== Segment start ==

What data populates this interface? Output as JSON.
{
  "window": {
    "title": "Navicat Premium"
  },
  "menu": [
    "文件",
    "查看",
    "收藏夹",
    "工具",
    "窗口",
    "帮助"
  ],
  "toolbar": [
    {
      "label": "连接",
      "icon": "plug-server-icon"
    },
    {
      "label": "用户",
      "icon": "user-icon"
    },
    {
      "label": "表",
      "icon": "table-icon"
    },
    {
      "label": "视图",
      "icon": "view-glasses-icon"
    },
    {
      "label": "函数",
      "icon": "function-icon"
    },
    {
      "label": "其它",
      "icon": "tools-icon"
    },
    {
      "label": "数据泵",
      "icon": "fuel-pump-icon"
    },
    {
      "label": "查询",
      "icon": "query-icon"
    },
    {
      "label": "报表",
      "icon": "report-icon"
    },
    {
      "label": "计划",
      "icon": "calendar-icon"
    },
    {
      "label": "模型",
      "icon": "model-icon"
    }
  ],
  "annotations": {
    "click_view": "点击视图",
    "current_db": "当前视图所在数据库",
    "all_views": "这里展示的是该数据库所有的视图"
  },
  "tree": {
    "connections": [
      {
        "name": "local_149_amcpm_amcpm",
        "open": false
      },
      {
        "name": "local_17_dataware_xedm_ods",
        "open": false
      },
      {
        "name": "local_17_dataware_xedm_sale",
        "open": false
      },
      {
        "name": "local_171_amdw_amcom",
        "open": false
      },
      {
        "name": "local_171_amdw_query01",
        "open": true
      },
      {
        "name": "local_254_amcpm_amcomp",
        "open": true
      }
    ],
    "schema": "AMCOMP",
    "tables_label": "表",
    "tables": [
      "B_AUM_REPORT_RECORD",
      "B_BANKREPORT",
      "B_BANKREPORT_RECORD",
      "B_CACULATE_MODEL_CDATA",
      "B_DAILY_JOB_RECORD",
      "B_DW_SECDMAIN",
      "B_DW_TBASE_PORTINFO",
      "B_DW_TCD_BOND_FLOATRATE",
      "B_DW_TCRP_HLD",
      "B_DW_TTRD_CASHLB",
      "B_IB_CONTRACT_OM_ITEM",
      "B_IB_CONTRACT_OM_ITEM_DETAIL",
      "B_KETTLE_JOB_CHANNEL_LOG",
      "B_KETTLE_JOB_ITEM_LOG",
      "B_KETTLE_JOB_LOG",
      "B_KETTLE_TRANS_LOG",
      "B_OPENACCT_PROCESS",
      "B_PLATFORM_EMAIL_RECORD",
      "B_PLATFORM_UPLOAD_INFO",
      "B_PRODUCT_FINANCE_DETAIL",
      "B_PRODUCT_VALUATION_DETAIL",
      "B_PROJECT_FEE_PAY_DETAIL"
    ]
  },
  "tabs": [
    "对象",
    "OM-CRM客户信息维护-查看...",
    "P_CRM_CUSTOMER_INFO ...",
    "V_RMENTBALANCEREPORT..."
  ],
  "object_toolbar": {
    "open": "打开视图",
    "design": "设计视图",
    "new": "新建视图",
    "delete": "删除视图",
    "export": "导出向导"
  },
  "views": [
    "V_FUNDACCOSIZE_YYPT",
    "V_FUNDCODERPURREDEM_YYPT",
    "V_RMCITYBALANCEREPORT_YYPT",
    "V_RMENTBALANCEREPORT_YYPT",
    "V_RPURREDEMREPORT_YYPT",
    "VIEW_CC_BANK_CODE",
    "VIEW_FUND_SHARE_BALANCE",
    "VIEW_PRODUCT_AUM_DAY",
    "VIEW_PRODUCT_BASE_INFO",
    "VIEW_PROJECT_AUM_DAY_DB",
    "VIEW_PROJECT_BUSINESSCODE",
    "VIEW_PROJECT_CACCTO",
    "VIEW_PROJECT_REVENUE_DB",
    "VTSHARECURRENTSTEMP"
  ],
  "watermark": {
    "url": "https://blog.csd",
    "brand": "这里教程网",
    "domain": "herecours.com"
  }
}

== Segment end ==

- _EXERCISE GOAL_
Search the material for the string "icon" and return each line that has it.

- _SOLUTION TO THIS EXERCISE_
      "icon": "plug-server-icon"
      "icon": "user-icon"
      "icon": "table-icon"
      "icon": "view-glasses-icon"
      "icon": "function-icon"
      "icon": "tools-icon"
      "icon": "fuel-pump-icon"
      "icon": "query-icon"
      "icon": "report-icon"
      "icon": "calendar-icon"
      "icon": "model-icon"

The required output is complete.